In India, actor Kunal Kapoor, along with Varun Sheth, cofounded crowd-funding platform Ketto, and is reportedly set to launch two funding campaigns on the platform for Marathi and Malayalam films. Since 2012, Wishberry has held 66 crowd-funding campaigns for films, which is 28% of its total projects, the highest. Well-known film director Vikramaditya Motwane is an investor in Wishberry. In 2015, Wishberry helped fund Rs 41 lakh for Sanskrit animated movie Punyakoti, which was based on a Tamil folklore. In 2013, Kannada thriller Lucia became the first crowd-funded regional film to raise Rs 51lakh in 31days.
Another example of overall crowdsourcing is 50 Kisses, a film created by the London-based filmmaker Chris Jones and hundreds of collaborators from around the world.
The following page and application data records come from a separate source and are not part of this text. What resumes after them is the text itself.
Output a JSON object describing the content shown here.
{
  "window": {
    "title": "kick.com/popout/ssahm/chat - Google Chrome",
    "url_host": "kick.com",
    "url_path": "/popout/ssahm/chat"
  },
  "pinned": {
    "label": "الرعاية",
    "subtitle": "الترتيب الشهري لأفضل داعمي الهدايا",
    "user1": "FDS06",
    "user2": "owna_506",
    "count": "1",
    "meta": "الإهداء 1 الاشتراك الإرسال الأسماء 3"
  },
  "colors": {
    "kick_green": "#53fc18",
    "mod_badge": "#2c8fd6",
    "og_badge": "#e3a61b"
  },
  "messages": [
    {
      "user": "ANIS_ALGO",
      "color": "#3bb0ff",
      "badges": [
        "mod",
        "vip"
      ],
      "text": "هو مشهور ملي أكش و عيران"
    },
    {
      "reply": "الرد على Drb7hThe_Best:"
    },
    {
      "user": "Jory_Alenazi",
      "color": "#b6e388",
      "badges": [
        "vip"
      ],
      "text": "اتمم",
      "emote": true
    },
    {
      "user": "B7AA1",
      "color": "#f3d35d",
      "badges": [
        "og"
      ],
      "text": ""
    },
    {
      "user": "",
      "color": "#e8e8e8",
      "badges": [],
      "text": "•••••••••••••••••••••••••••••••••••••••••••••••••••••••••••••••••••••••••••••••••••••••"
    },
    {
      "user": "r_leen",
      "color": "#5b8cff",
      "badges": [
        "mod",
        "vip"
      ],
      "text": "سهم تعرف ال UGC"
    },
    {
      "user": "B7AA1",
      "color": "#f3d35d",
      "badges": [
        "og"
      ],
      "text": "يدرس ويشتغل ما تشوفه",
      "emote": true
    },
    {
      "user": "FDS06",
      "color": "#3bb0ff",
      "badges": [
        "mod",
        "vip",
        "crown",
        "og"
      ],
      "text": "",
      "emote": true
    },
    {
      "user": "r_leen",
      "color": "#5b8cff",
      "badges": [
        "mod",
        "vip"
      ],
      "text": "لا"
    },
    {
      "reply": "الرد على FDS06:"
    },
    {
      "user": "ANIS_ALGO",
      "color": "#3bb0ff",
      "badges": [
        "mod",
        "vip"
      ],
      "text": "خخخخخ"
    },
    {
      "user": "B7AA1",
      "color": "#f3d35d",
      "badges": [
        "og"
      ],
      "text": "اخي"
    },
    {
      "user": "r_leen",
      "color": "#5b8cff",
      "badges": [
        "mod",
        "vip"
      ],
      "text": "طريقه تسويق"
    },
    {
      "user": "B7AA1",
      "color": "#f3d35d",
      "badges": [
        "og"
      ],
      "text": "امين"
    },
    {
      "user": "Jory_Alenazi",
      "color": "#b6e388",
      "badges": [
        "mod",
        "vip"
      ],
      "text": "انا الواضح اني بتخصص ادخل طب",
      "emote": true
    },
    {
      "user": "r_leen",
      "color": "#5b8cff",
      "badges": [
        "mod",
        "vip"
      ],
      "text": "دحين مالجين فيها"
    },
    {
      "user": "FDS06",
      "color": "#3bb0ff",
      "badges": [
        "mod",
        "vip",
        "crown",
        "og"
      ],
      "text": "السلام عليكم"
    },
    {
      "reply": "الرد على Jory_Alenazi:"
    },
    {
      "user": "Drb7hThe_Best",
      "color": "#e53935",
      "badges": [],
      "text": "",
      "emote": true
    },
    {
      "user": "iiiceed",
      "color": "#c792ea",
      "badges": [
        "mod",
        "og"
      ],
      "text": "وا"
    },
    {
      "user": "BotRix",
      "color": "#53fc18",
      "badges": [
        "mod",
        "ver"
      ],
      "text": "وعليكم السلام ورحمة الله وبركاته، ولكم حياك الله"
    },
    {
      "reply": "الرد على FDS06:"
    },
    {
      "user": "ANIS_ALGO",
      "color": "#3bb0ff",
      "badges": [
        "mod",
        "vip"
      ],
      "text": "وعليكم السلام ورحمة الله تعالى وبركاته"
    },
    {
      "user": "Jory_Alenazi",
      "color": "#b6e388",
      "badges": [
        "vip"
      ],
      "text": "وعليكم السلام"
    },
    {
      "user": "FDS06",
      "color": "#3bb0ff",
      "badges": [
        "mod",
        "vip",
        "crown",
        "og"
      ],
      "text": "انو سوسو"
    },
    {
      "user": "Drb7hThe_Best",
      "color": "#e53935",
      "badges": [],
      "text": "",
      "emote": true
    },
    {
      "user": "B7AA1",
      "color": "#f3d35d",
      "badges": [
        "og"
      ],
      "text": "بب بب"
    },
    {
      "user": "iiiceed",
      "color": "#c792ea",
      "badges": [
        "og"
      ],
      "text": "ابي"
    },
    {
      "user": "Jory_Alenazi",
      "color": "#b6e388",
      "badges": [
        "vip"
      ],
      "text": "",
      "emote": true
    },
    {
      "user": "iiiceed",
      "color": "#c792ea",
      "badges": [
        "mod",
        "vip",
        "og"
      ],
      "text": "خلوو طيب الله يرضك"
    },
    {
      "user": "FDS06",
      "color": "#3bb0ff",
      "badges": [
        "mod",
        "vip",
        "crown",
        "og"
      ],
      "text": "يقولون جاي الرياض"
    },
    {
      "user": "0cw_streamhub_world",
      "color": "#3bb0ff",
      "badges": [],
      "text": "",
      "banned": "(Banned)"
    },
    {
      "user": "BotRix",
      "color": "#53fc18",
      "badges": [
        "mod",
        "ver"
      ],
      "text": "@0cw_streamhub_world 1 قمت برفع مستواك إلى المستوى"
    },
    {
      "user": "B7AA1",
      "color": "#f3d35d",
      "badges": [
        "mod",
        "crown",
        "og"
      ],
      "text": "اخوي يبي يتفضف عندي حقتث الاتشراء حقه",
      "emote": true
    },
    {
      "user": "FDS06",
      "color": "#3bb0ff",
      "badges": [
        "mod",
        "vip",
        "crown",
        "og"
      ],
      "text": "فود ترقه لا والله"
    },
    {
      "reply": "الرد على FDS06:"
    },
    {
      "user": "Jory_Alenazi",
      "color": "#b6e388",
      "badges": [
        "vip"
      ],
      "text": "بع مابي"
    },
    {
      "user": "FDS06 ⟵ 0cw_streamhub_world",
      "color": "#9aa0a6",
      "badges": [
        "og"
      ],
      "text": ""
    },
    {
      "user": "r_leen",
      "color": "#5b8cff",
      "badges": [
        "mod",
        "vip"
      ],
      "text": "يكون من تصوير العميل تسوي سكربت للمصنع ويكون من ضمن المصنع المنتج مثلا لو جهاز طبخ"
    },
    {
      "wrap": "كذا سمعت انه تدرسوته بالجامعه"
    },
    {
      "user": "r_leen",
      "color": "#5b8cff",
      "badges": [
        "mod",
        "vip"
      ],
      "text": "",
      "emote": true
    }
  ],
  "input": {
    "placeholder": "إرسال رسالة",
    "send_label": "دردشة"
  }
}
The film, which includes 50 scenes built around a Valentine’s Day and a kiss, was an initiative created by the London Screenwriters’ Festival to connect emerging screenwriting talent with emerging filmmaking talent. “As I’d written a number of books in the Guerrilla Filmmaker’s Handbook series, and because of my involvement with the London Screenwriters’ Festival, I’d noticed that there was a disconnect between both groups of people,” Jones said in an interview. “Writers were often not getting their work produced… which is so critical to their development as a professional. Also, filmmakers were not really working with writers simply because they didn’t meet them. We thought this would be a great way to connect the two groups of people, by launching this challenge to writers to submit a two-page script, set on Valentine’s Day and featuring a kiss. The best 50 scripts would be released on the Internet so any filmmaking team in the world could make a version of that script, and we would select the best films and connect those films together to make a feature film. And that’s what 50 Kisses is: it’s a crowd-funded, crowd-sourced, crowd-created, crowd-distributed, crowd-written, crowd-everything-ed narrative feature film, set on Valentine’s Day and featuring a kiss in each story.”
I have no doubt in my mind that crowdsourcing is the future of filmmaking. The only problem today is that the entire filmmaking ecosystem—from scriptwriting to finding talent, from funding to production, and finally distribution—is fragmented. We hope to change that with the launch of a platform like Filmwallas.com that aims to converge the ecosystem to facilitate collaboration among the stakeholders of the filmmaking community, including the professionals and the amateurs, the insiders and the outsiders, the achievers and the dreamers. The time has come for the democratization of dream-making (that is, filmmaking), underpinned by the disruptive wave of crowdsourcing.
Zafar Anjum is a Singapore-based writer, publisher and filmmaker and is the founder of Filmwallas.com.